Component data from apps and pages
....

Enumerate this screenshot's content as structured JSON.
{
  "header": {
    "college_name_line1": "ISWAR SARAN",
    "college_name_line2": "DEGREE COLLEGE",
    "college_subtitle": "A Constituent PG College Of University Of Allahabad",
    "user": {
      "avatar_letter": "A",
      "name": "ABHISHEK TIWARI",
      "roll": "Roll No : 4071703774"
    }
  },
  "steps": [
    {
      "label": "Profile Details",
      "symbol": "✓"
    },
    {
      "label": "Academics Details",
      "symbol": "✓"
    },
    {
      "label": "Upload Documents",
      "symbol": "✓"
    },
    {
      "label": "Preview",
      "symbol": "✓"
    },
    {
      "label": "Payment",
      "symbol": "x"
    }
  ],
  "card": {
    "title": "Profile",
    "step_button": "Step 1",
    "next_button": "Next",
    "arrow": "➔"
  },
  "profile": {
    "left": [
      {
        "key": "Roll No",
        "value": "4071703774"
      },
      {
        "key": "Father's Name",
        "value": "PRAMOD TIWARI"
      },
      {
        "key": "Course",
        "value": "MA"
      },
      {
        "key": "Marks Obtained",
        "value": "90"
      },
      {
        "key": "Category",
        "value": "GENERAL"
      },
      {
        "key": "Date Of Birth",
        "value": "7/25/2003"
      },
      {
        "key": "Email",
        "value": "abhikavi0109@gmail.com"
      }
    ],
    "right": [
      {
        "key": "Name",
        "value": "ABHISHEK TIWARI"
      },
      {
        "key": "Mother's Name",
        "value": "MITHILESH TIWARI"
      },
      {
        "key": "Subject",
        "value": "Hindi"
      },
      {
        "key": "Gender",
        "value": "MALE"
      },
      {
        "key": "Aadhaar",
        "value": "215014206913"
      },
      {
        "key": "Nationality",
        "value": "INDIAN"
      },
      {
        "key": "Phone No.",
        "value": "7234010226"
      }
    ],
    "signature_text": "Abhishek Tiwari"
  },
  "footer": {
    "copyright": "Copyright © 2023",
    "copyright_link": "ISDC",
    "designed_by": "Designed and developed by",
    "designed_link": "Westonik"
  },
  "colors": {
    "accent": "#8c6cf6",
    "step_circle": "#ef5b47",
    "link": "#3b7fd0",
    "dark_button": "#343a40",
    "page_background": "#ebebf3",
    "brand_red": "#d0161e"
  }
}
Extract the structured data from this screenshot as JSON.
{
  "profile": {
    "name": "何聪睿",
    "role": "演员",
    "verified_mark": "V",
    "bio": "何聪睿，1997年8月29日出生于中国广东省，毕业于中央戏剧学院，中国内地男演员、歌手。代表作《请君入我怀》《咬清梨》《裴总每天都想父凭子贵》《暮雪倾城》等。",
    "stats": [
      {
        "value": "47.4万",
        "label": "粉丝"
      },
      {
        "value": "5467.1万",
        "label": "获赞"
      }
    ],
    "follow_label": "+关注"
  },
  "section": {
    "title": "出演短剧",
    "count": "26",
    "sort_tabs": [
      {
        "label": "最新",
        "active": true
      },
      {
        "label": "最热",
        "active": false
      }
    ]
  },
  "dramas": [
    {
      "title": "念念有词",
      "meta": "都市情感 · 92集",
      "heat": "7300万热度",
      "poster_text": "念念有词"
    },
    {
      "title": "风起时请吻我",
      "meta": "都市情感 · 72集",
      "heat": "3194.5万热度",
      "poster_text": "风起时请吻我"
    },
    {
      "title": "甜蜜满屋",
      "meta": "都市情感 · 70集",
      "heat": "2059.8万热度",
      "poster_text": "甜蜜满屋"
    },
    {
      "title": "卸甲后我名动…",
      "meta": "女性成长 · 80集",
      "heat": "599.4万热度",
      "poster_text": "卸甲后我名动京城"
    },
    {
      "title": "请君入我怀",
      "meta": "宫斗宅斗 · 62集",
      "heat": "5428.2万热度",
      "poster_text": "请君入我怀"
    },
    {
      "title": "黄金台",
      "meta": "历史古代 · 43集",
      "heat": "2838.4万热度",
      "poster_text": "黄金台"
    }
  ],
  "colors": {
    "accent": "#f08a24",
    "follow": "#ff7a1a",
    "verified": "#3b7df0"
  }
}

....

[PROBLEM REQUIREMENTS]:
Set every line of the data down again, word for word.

[SOLUTION TO THE EXERCISE]:
Enumerate this screenshot's content as structured JSON.
{
  "header": {
    "college_name_line1": "ISWAR SARAN",
    "college_name_line2": "DEGREE COLLEGE",
    "college_subtitle": "A Constituent PG College Of University Of Allahabad",
    "user": {
      "avatar_letter": "A",
      "name": "ABHISHEK TIWARI",
      "roll": "Roll No : 4071703774"
    }
  },
  "steps": [
    {
      "label": "Profile Details",
      "symbol": "✓"
    },
    {
      "label": "Academics Details",
      "symbol": "✓"
    },
    {
      "label": "Upload Documents",
      "symbol": "✓"
    },
    {
      "label": "Preview",
      "symbol": "✓"
    },
    {
      "label": "Payment",
      "symbol": "x"
    }
  ],
  "card": {
    "title": "Profile",
    "step_button": "Step 1",
    "next_button": "Next",
    "arrow": "➔"
  },
  "profile": {
    "left": [
      {
        "key": "Roll No",
        "value": "4071703774"
      },
      {
        "key": "Father's Name",
        "value": "PRAMOD TIWARI"
      },
      {
        "key": "Course",
        "value": "MA"
      },
      {
        "key": "Marks Obtained",
        "value": "90"
      },
      {
        "key": "Category",
        "value": "GENERAL"
      },
      {
        "key": "Date Of Birth",
        "value": "7/25/2003"
      },
      {
        "key": "Email",
        "value": "abhikavi0109@gmail.com"
      }
    ],
    "right": [
      {
        "key": "Name",
        "value": "ABHISHEK TIWARI"
      },
      {
        "key": "Mother's Name",
        "value": "MITHILESH TIWARI"
      },
      {
        "key": "Subject",
        "value": "Hindi"
      },
      {
        "key": "Gender",
        "value": "MALE"
      },
      {
        "key": "Aadhaar",
        "value": "215014206913"
      },
      {
        "key": "Nationality",
        "value": "INDIAN"
      },
      {
        "key": "Phone No.",
        "value": "7234010226"
      }
    ],
    "signature_text": "Abhishek Tiwari"
  },
  "footer": {
    "copyright": "Copyright © 2023",
    "copyright_link": "ISDC",
    "designed_by": "Designed and developed by",
    "designed_link": "Westonik"
  },
  "colors": {
    "accent": "#8c6cf6",
    "step_circle": "#ef5b47",
    "link": "#3b7fd0",
    "dark_button": "#343a40",
    "page_background": "#ebebf3",
    "brand_red": "#d0161e"
  }
}
Extract the structured data from this screenshot as JSON.
{
  "profile": {
    "name": "何聪睿",
    "role": "演员",
    "verified_mark": "V",
    "bio": "何聪睿，1997年8月29日出生于中国广东省，毕业于中央戏剧学院，中国内地男演员、歌手。代表作《请君入我怀》《咬清梨》《裴总每天都想父凭子贵》《暮雪倾城》等。",
    "stats": [
      {
        "value": "47.4万",
        "label": "粉丝"
      },
      {
        "value": "5467.1万",
        "label": "获赞"
      }
    ],
    "follow_label": "+关注"
  },
  "section": {
    "title": "出演短剧",
    "count": "26",
    "sort_tabs": [
      {
        "label": "最新",
        "active": true
      },
      {
        "label": "最热",
        "active": false
      }
    ]
  },
  "dramas": [
    {
      "title": "念念有词",
      "meta": "都市情感 · 92集",
      "heat": "7300万热度",
      "poster_text": "念念有词"
    },
    {
      "title": "风起时请吻我",
      "meta": "都市情感 · 72集",
      "heat": "3194.5万热度",
      "poster_text": "风起时请吻我"
    },
    {
      "title": "甜蜜满屋",
      "meta": "都市情感 · 70集",
      "heat": "2059.8万热度",
      "poster_text": "甜蜜满屋"
    },
    {
      "title": "卸甲后我名动…",
      "meta": "女性成长 · 80集",
      "heat": "599.4万热度",
      "poster_text": "卸甲后我名动京城"
    },
    {
      "title": "请君入我怀",
      "meta": "宫斗宅斗 · 62集",
      "heat": "5428.2万热度",
      "poster_text": "请君入我怀"
    },
    {
      "title": "黄金台",
      "meta": "历史古代 · 43集",
      "heat": "2838.4万热度",
      "poster_text": "黄金台"
    }
  ],
  "colors": {
    "accent": "#f08a24",
    "follow": "#ff7a1a",
    "verified": "#3b7df0"
  }
}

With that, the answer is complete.